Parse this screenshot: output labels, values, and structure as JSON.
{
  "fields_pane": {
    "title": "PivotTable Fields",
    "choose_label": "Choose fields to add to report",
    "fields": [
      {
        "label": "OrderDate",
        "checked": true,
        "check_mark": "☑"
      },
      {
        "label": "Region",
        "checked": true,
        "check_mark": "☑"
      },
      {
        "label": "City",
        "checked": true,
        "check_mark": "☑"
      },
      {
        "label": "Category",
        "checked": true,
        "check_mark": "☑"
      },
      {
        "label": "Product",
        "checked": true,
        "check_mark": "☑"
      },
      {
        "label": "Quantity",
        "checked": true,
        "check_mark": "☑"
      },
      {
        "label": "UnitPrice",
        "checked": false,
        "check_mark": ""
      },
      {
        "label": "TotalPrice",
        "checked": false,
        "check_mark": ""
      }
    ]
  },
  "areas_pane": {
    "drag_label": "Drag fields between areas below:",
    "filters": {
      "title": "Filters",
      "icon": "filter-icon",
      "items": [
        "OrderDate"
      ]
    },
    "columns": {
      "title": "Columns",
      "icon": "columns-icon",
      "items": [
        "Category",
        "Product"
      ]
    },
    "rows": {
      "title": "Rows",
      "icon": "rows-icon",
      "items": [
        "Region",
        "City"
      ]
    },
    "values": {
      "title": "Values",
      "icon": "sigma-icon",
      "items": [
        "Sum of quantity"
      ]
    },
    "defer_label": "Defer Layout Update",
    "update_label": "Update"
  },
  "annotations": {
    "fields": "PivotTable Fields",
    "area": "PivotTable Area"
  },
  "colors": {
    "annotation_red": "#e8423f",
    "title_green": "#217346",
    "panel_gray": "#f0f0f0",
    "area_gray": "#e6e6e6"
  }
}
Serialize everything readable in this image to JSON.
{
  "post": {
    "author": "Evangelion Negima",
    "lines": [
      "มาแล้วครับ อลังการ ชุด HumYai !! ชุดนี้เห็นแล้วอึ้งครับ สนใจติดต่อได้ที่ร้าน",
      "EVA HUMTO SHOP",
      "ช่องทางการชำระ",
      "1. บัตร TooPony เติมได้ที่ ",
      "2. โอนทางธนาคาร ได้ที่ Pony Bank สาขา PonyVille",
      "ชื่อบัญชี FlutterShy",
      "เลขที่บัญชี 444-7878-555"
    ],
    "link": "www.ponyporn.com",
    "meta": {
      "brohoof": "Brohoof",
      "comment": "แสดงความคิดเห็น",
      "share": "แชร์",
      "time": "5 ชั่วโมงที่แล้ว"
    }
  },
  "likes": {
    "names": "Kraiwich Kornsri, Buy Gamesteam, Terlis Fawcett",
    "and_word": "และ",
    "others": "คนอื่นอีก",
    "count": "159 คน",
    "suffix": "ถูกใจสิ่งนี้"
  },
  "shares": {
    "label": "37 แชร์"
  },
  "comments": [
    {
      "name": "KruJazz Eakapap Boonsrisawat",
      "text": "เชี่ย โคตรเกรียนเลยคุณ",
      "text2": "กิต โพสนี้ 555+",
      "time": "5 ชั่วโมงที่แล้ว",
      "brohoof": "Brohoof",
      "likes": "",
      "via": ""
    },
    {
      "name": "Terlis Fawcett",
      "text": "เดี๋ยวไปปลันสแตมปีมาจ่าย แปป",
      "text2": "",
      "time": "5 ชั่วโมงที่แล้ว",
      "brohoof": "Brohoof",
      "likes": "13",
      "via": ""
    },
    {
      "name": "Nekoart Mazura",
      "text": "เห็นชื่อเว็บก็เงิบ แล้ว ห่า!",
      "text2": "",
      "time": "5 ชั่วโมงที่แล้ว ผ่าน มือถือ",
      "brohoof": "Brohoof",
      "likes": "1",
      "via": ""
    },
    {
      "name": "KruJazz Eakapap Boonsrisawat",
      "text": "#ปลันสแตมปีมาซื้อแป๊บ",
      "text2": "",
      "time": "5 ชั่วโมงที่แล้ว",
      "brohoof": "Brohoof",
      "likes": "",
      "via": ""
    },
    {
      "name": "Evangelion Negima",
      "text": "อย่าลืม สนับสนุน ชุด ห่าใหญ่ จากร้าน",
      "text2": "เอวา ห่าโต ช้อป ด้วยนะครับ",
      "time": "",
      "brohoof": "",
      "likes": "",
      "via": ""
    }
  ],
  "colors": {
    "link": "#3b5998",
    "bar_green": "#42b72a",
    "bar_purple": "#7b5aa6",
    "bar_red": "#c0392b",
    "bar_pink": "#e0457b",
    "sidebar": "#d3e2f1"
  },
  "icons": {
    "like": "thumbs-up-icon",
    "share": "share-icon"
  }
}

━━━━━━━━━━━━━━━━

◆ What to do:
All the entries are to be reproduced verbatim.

◆ Response to this task:
Parse this screenshot: output labels, values, and structure as JSON.
{
  "fields_pane": {
    "title": "PivotTable Fields",
    "choose_label": "Choose fields to add to report",
    "fields": [
      {
        "label": "OrderDate",
        "checked": true,
        "check_mark": "☑"
      },
      {
        "label": "Region",
        "checked": true,
        "check_mark": "☑"
      },
      {
        "label": "City",
        "checked": true,
        "check_mark": "☑"
      },
      {
        "label": "Category",
        "checked": true,
        "check_mark": "☑"
      },
      {
        "label": "Product",
        "checked": true,
        "check_mark": "☑"
      },
      {
        "label": "Quantity",
        "checked": true,
        "check_mark": "☑"
      },
      {
        "label": "UnitPrice",
        "checked": false,
        "check_mark": ""
      },
      {
        "label": "TotalPrice",
        "checked": false,
        "check_mark": ""
      }
    ]
  },
  "areas_pane": {
    "drag_label": "Drag fields between areas below:",
    "filters": {
      "title": "Filters",
      "icon": "filter-icon",
      "items": [
        "OrderDate"
      ]
    },
    "columns": {
      "title": "Columns",
      "icon": "columns-icon",
      "items": [
        "Category",
        "Product"
      ]
    },
    "rows": {
      "title": "Rows",
      "icon": "rows-icon",
      "items": [
        "Region",
        "City"
      ]
    },
    "values": {
      "title": "Values",
      "icon": "sigma-icon",
      "items": [
        "Sum of quantity"
      ]
    },
    "defer_label": "Defer Layout Update",
    "update_label": "Update"
  },
  "annotations": {
    "fields": "PivotTable Fields",
    "area": "PivotTable Area"
  },
  "colors": {
    "annotation_red": "#e8423f",
    "title_green": "#217346",
    "panel_gray": "#f0f0f0",
    "area_gray": "#e6e6e6"
  }
}
Serialize everything readable in this image to JSON.
{
  "post": {
    "author": "Evangelion Negima",
    "lines": [
      "มาแล้วครับ อลังการ ชุด HumYai !! ชุดนี้เห็นแล้วอึ้งครับ สนใจติดต่อได้ที่ร้าน",
      "EVA HUMTO SHOP",
      "ช่องทางการชำระ",
      "1. บัตร TooPony เติมได้ที่ ",
      "2. โอนทางธนาคาร ได้ที่ Pony Bank สาขา PonyVille",
      "ชื่อบัญชี FlutterShy",
      "เลขที่บัญชี 444-7878-555"
    ],
    "link": "www.ponyporn.com",
    "meta": {
      "brohoof": "Brohoof",
      "comment": "แสดงความคิดเห็น",
      "share": "แชร์",
      "time": "5 ชั่วโมงที่แล้ว"
    }
  },
  "likes": {
    "names": "Kraiwich Kornsri, Buy Gamesteam, Terlis Fawcett",
    "and_word": "และ",
    "others": "คนอื่นอีก",
    "count": "159 คน",
    "suffix": "ถูกใจสิ่งนี้"
  },
  "shares": {
    "label": "37 แชร์"
  },
  "comments": [
    {
      "name": "KruJazz Eakapap Boonsrisawat",
      "text": "เชี่ย โคตรเกรียนเลยคุณ",
      "text2": "กิต โพสนี้ 555+",
      "time": "5 ชั่วโมงที่แล้ว",
      "brohoof": "Brohoof",
      "likes": "",
      "via": ""
    },
    {
      "name": "Terlis Fawcett",
      "text": "เดี๋ยวไปปลันสแตมปีมาจ่าย แปป",
      "text2": "",
      "time": "5 ชั่วโมงที่แล้ว",
      "brohoof": "Brohoof",
      "likes": "13",
      "via": ""
    },
    {
      "name": "Nekoart Mazura",
      "text": "เห็นชื่อเว็บก็เงิบ แล้ว ห่า!",
      "text2": "",
      "time": "5 ชั่วโมงที่แล้ว ผ่าน มือถือ",
      "brohoof": "Brohoof",
      "likes": "1",
      "via": ""
    },
    {
      "name": "KruJazz Eakapap Boonsrisawat",
      "text": "#ปลันสแตมปีมาซื้อแป๊บ",
      "text2": "",
      "time": "5 ชั่วโมงที่แล้ว",
      "brohoof": "Brohoof",
      "likes": "",
      "via": ""
    },
    {
      "name": "Evangelion Negima",
      "text": "อย่าลืม สนับสนุน ชุด ห่าใหญ่ จากร้าน",
      "text2": "เอวา ห่าโต ช้อป ด้วยนะครับ",
      "time": "",
      "brohoof": "",
      "likes": "",
      "via": ""
    }
  ],
  "colors": {
    "link": "#3b5998",
    "bar_green": "#42b72a",
    "bar_purple": "#7b5aa6",
    "bar_red": "#c0392b",
    "bar_pink": "#e0457b",
    "sidebar": "#d3e2f1"
  },
  "icons": {
    "like": "thumbs-up-icon",
    "share": "share-icon"
  }
}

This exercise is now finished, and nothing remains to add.